Prophet Isaiah reminds us that when wealth is hoarded and mindlessly separated from the common good G*d is angry; “G*d’s hand is stretched out still (v.4).”
People Improving Community through Organizing (PICO) activates faith into public action. The spiritual integrity and the ability to act through our spiritual traditions build healthy community. This remains valued and true.
As we continue to be challenged by the prophetic voice deep in our traditions, we have learned from our neighbors that our power rests in the integrity of our local action. Our people trust one another through the art of one to one meetings. However, we have also come to realize how interconnected we have been and remain.
Neighborhoods are the tapestry of our city.

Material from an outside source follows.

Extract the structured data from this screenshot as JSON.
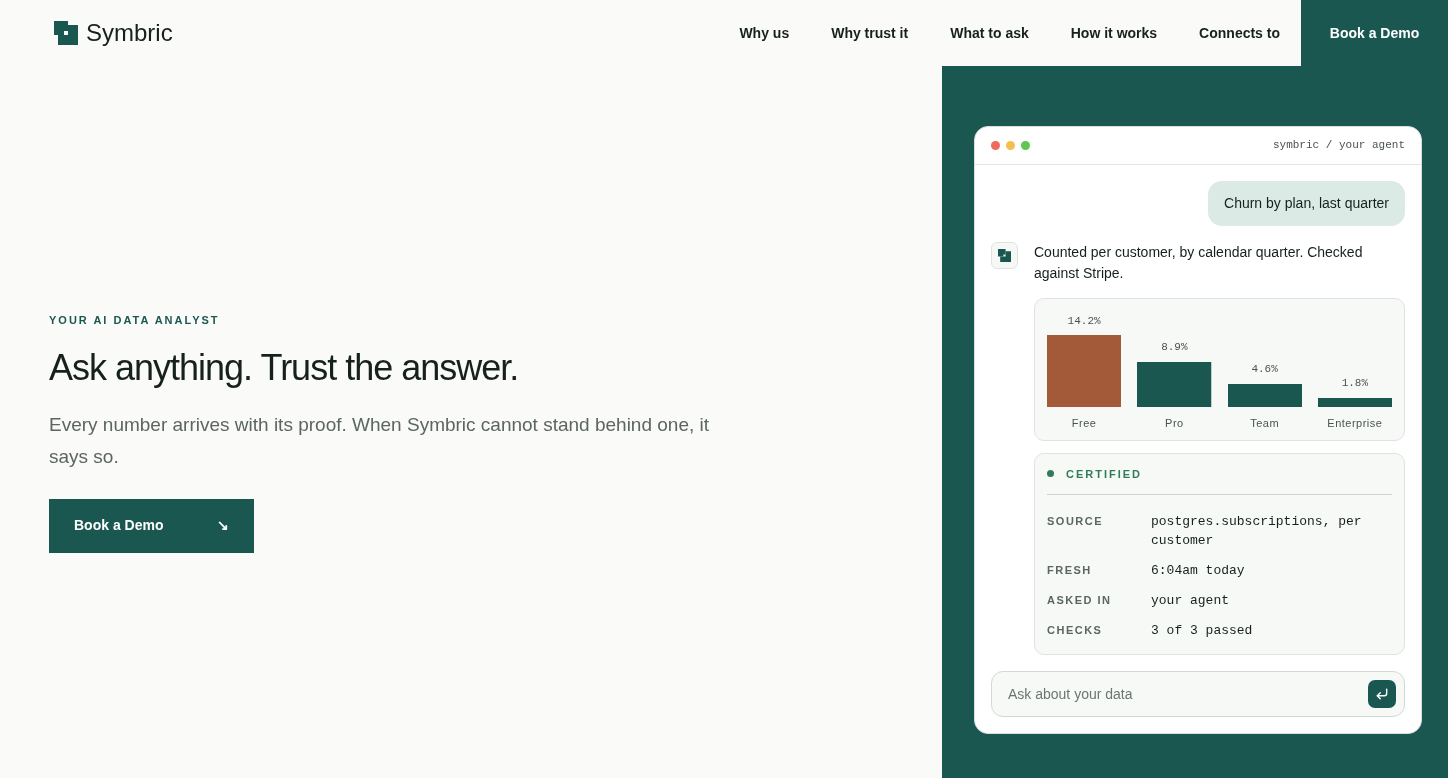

We have five interconnected interrelated boroughs. For decades, we have competed with each other for certain resources and policies of our Board of Estimate, City Council, and Mayor. Yet, we also know that our urbanized suburban villages and rural life all intertwine through the policies that affect our well-being either positively or painfully. The lingering affects of Hurricane Sandy continue to remind us of that political reality.
This relational, organized, spiritual power has nurtured over 70 clergy from within our five boroughs of NYC. There are over 70,000 faithful in our ministries who are prayerfully tied
together in “the single garment of destiny caught in an inescapable network of mutuality.” That garment is called Faith in New York. National PICO has been assisting us in developing this soulful venture. Leaders from our former organizing efforts in Queens and Brooklyn (QCUA and BCU), together with new powerful relations in The Bronx, Manhattan, and Staten Island see a fearless future strengthened by our shared stories of faith.
Faith in New York is a citywide PICO affiliate that seeks three things: the building of relational power, coalitional power, and missional power. It is a trained power that understands how to be strong and faithful at the same time. That is the delicate walk of faith along the line of separation between what Americans have named, “Church and State.”
Our shared purpose is to weave the public tapestry that already manifests itself in neighborhoods in such a way that the wisdom of Prophets, such as Isaiah 10, is heard before catastrophe whirls through our city and nation. Clergy are eager to share this spiritual journey of public faith across the boroughs.
We see no other way than to build congregations dedicated to the “inescapable network of mutuality.”
Rev. David H. Rommereim
 This phrase comes from Dr. Howard Thurman in his masterpiece, Jesus and the Disinherited, Abington Press, 1949. The phrase crystallizes the ministry of Jesus focused toward those who are severely challenged in our, and any, racialized culture.
 Philosopher Patrick Viveret quoted in an article from Frances Moore Lappe.
 The phrase, “ability to act,” is common among organizing faith communities. It is understood as “power.” It is best understood in the Spanish word, poder. Poder refers to the nature of “to be able.” Faith Based Organizing leaders are not afraid to talk about power, poder/ability to act. Power is best understood in terms of one’s ability to act. One’s power is limited, and often destructive when acting alone, or over-against another person or group. One’s power is increased as individuals develop their commonness with the larger community. Power, then becomes a healing potential rather than a zero sum game of winners and losers.
 Rev. Dr. Martin Luther King, Jr. “Remaining Awake through a Great Revolution” quoted in John a. Powell, Racing to Justice, Indiana Press, 2012.